* _What the task asks_: Below is a listing with pictures. Repeat exactly the lines starting at the one holding "Output a JSON" and going on through the one holding "Serialize everything readable", and leave every picture out.
** Material provided follows **
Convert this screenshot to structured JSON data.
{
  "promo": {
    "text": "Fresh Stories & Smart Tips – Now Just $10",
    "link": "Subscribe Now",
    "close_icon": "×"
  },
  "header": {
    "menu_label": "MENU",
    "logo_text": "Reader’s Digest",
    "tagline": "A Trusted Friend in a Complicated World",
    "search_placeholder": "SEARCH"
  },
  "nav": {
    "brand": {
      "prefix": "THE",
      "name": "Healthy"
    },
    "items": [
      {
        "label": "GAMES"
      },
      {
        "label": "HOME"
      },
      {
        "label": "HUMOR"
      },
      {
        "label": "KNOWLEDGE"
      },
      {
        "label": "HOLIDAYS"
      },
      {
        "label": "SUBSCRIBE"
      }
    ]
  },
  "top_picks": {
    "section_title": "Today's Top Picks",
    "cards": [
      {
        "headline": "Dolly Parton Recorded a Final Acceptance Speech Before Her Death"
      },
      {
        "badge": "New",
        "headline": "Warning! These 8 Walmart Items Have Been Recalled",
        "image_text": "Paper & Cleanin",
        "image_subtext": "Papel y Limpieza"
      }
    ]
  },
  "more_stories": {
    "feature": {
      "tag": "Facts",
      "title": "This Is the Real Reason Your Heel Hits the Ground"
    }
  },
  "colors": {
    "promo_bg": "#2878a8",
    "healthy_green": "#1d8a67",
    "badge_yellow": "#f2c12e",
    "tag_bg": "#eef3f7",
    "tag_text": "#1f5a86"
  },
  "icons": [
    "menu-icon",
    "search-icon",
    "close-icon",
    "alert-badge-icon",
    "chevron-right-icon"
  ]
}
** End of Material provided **
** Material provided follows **
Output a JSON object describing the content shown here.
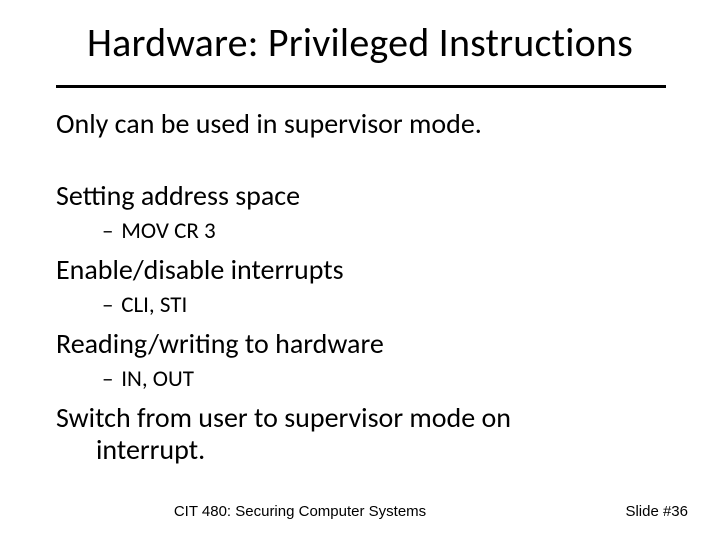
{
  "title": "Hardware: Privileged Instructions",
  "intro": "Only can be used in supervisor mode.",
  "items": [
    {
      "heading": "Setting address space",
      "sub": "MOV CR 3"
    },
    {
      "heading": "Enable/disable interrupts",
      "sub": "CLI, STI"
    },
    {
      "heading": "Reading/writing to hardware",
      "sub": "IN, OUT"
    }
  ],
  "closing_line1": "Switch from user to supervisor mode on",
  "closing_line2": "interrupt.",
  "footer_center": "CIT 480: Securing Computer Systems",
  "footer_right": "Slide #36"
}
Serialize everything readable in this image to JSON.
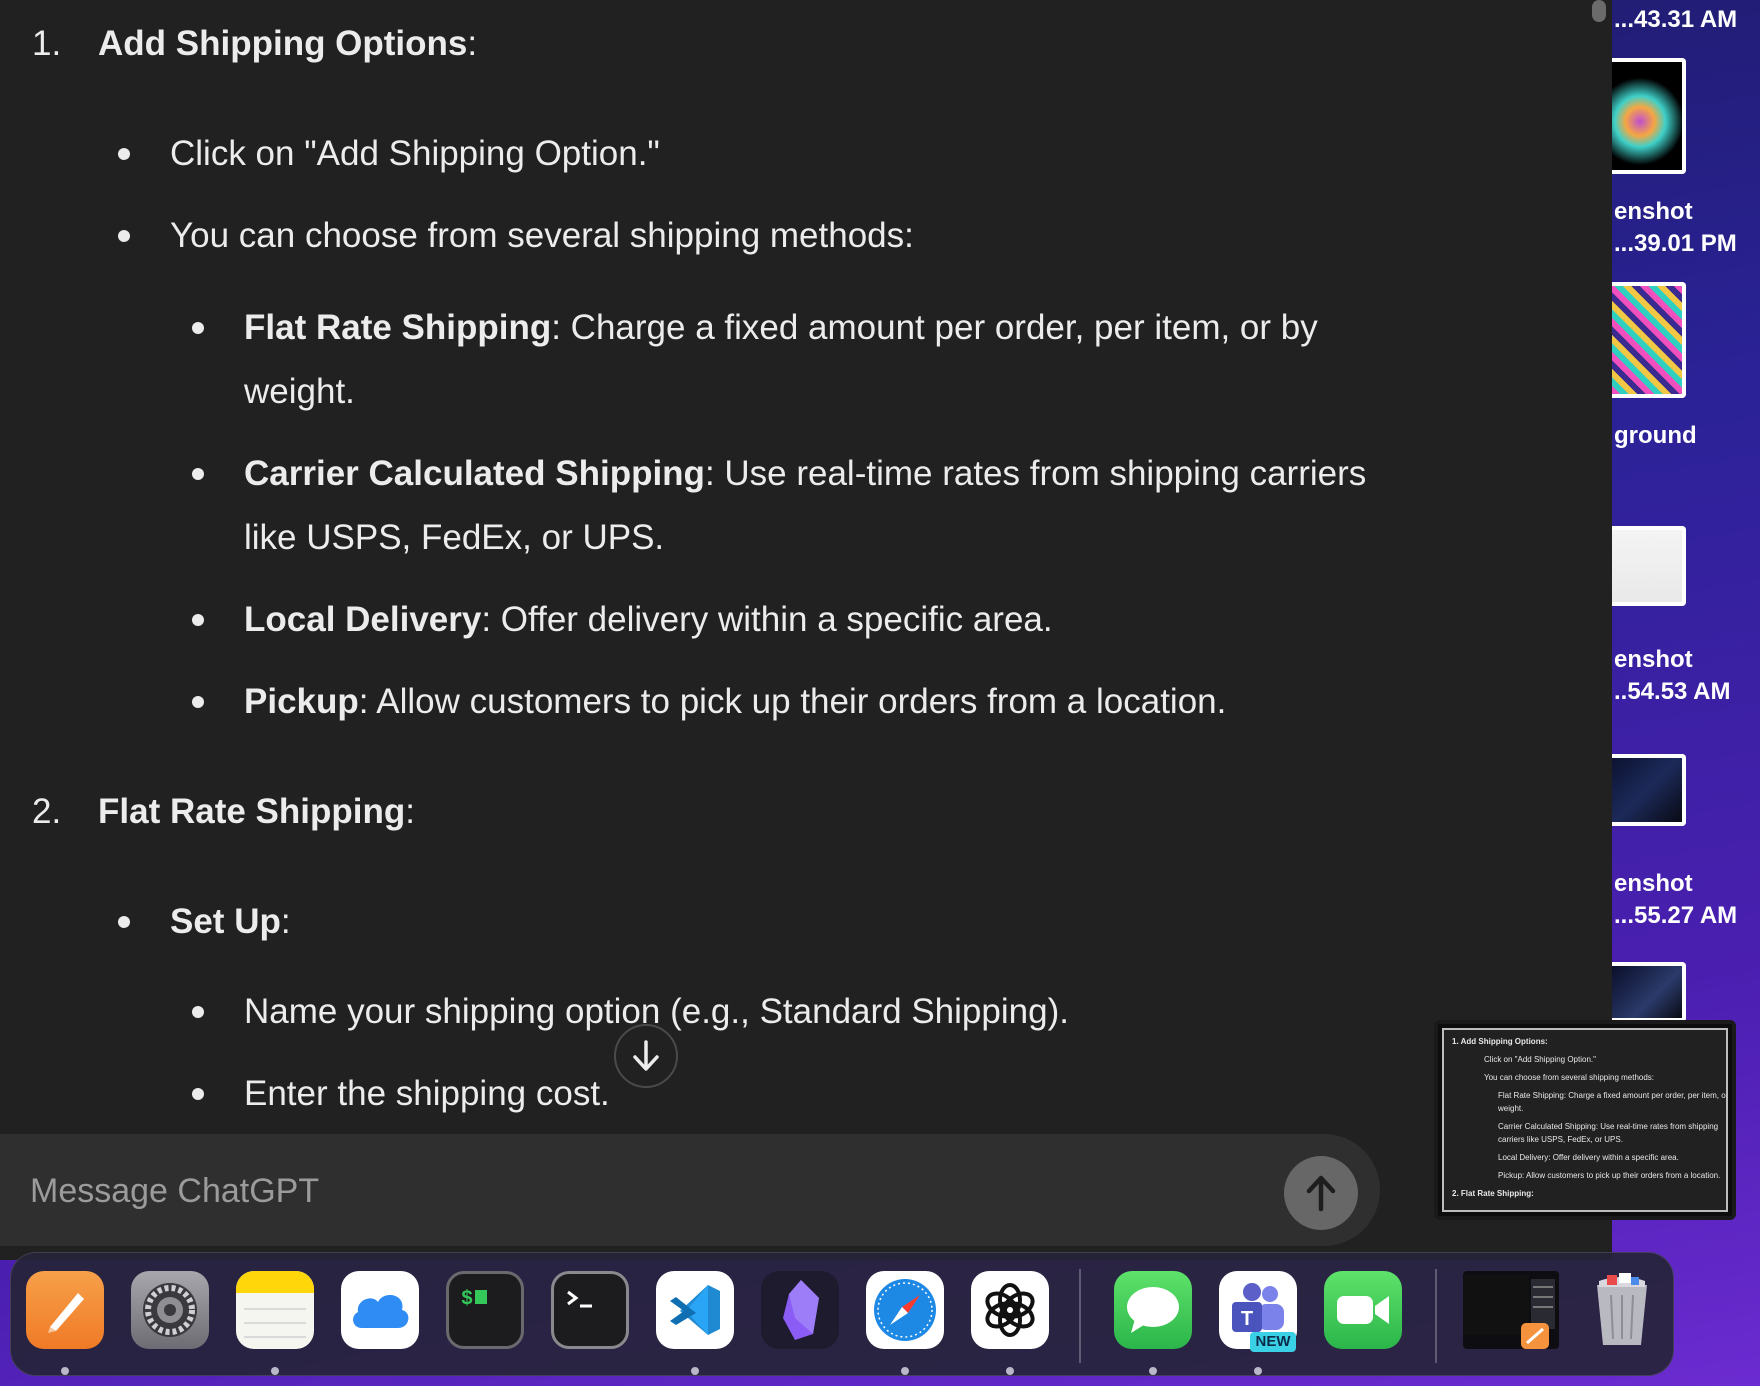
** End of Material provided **
* _Your solution_:
Output a JSON object describing the content shown here.
{
  "title": "Hardware: Privileged Instructions",
  "intro": "Only can be used in supervisor mode.",
  "items": [
    {
      "heading": "Setting address space",
      "sub": "MOV CR 3"
    },
    {
      "heading": "Enable/disable interrupts",
      "sub": "CLI, STI"
    },
    {
      "heading": "Reading/writing to hardware",
      "sub": "IN, OUT"
    }
  ],
  "closing_line1": "Switch from user to supervisor mode on",
  "closing_line2": "interrupt.",
  "footer_center": "CIT 480: Securing Computer Systems",
  "footer_right": "Slide #36"
}
Serialize everything readable in this image to JSON.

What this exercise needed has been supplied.